── STUDY MATERIAL
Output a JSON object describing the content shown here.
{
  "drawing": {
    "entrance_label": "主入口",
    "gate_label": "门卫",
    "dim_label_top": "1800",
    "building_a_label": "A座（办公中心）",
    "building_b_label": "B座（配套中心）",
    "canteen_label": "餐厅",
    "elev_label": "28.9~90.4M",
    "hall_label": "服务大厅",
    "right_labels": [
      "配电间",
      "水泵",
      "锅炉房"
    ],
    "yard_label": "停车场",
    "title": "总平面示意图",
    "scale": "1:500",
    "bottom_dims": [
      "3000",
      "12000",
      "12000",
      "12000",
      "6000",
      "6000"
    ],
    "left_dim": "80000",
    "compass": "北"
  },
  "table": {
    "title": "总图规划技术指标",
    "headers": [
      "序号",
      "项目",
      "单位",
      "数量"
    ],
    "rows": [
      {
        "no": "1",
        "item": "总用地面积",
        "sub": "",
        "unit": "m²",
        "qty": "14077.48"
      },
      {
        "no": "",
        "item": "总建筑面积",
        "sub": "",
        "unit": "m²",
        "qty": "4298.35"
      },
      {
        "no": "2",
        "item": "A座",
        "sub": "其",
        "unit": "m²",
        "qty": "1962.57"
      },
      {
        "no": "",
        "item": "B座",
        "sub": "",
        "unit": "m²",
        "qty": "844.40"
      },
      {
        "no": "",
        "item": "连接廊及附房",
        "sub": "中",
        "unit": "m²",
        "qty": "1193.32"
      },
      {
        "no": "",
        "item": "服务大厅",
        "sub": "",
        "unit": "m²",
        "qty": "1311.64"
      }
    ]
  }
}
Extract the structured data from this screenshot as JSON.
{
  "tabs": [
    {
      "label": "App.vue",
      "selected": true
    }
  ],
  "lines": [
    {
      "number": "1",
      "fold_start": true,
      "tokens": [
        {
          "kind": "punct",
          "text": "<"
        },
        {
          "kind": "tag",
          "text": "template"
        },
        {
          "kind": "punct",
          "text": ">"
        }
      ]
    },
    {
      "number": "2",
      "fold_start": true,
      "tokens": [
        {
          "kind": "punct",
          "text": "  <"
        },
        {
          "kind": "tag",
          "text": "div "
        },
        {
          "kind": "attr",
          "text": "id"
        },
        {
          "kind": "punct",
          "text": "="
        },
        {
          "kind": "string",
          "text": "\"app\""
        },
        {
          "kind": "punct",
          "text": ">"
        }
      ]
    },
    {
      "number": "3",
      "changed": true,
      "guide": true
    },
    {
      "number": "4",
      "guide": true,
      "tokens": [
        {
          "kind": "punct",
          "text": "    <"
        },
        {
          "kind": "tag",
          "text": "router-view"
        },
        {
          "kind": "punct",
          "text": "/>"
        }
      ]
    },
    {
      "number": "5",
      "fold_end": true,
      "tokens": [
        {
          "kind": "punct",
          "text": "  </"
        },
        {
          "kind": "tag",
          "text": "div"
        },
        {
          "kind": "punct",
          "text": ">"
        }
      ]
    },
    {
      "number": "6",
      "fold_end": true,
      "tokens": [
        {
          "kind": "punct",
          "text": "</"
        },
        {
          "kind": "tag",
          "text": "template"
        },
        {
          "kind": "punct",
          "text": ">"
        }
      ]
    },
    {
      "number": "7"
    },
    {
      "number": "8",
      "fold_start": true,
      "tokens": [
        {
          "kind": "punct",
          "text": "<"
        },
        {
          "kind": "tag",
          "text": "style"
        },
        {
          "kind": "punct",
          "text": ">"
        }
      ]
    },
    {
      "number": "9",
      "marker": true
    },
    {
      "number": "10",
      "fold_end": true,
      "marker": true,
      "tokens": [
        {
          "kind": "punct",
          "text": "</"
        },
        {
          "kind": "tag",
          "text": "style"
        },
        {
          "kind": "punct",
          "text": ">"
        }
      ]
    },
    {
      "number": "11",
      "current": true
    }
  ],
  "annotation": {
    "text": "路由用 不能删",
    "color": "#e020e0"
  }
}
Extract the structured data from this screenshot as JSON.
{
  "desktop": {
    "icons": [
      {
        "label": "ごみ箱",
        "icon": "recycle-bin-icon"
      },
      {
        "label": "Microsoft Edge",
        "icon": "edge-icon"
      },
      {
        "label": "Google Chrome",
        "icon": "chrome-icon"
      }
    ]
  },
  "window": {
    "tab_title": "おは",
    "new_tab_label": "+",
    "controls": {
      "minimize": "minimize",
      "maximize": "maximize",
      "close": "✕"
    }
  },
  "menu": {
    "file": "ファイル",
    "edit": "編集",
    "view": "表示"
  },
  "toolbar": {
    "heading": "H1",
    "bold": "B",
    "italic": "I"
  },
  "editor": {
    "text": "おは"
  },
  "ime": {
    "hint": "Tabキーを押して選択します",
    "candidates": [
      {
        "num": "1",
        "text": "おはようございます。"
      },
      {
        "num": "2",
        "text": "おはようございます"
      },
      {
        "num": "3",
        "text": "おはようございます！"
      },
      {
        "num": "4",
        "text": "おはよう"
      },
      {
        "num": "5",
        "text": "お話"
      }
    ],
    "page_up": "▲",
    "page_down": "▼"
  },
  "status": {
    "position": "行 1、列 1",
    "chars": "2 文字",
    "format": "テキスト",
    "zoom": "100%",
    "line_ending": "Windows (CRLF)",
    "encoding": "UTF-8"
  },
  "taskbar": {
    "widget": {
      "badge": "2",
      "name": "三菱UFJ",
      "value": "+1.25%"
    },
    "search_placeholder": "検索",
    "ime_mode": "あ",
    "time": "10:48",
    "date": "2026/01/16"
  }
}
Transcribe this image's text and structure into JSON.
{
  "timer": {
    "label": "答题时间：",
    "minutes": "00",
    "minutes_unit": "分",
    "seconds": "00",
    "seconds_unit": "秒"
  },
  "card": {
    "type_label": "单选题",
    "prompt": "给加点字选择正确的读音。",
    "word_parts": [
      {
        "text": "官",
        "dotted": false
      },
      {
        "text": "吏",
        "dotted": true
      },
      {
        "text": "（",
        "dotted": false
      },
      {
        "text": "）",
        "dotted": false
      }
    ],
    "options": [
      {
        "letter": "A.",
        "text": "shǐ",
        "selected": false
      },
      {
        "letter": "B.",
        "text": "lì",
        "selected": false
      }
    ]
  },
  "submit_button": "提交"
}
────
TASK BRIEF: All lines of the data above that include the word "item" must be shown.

OUTPUT BELOW:
        "item": "总用地面积",
        "item": "总建筑面积",
        "item": "A座",
        "item": "B座",
        "item": "连接廊及附房",
        "item": "服务大厅",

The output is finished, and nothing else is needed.